What is AAC?
Augmentative & Alternative Communication
Did you know that being able to communicate is a human right? Every person, including people with disabilities, has the right to express themselves, no matter which method they use to do so.
AAC refers to a number of strategies or devices that supplement, or replace an individual’s ability to speak. This includes sign language, pointing to words or symbols, or using specialist devices that produce computer generated speech.
AAC is valuable for people who cannot talk at all, people who have limited speech, unclear or very quiet speech, or people who find speech difficult in certain situations, or for temporary periods. People of all ages, backgrounds and languages can use AAC, and there are NO specific skills required before starting. AAC is for anybody with a barrier to communication.
Low Tech AAC
Low Tech AAC is when people use resources such as paper communication books, alphabet charts, symbols and pictures, or even physical objects to share their message.
Low Tech AAC is affordable, does not rely on electricity and is easy to use in any environment (like when you're swimming!)
Special software is available to help you make Low Tech AAC resources quickly and easily.
It is a great idea to have a Low Tech communication system as a back-up for times when your High Tech system can't be used.
High Tech AAC
High Tech AAC is when people use a special device or a computer with specialist software to share their message.

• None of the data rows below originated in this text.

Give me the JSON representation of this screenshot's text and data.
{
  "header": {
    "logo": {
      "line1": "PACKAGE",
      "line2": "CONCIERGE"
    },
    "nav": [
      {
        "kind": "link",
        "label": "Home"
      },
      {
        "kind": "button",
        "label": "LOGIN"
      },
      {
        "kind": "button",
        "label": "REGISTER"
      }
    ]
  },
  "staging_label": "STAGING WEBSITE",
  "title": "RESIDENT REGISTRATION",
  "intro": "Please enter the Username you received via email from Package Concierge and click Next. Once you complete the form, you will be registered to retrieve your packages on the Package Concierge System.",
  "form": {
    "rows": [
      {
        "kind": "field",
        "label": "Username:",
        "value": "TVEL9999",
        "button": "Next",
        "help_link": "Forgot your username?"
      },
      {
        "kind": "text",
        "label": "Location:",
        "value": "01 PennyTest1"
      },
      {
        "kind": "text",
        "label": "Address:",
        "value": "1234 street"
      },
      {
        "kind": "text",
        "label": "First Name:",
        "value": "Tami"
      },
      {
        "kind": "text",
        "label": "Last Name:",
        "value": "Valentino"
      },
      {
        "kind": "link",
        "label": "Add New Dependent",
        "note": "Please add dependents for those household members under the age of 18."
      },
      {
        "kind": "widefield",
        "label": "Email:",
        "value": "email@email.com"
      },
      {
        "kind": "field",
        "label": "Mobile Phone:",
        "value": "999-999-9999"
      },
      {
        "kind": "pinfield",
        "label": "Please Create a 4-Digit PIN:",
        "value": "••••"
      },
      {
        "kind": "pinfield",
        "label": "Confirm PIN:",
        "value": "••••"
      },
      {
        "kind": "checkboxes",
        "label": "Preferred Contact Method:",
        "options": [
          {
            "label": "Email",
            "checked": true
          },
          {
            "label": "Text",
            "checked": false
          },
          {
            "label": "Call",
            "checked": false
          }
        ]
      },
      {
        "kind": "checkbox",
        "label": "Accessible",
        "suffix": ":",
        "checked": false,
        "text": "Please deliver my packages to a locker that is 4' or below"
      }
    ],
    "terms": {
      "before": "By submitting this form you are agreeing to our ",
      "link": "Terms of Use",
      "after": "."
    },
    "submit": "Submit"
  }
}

Some devices use messages which somebody else has pre-recorded onto the device, and others use computer-generated speech to say whatever the user types.
It is not necessary to be literate or able to spell in order to use computer-generated speech.
High Tech devices allow for a broad (or unlimited) range of messages to be spoken, and some can perform other functions, such as email or web browsing as well as communication.
Communication software allows people to create their message, and have it spoken aloud by the computer.
Messages can be typed using normal alphabet letters, word prediction and sentence prediction to make it quicker to say what you want to. Messages can also be created using symbols, for people who are not literate. These are pictures which represent objects, feelings, places, people and more.
The appearance of the message pages can be completely adjusted to meet the needs of the user. If certain colours make the letters easier to see, or pictures need to be very large to be managed by the user, all this is possible through this sophisticated software.
Communication Devices can be as simple as a recording device containing only a single message, or they can contain multiple messages.
They can be a 'dedicated' device, which means they are built specifically for the purposes of providing communication, or they can be 'non-dedicated' devices and based on a computer, which can also perform all the usual functions that a computer or tablet usually would.
Each has advantages, and their choice depends on a careful assessment of the needs, preferences and abilities of the user and their family.
Enabling People with Physical Disabilities
If a person with complex communication needs also has a physical disability, it is still possible to provide access to a communication system.
There are a huge variety of alternative 'Access Devices' which use different body parts and even tiny movements, to control a device and create messages. People with only the ability to move their eyes, can use an eye-tracking computer to type while looking at an on-screen keyboard, for example.
Our expert advisors have great experience in assessing the abilities of people with complex physical needs, and helping to find the right solutions.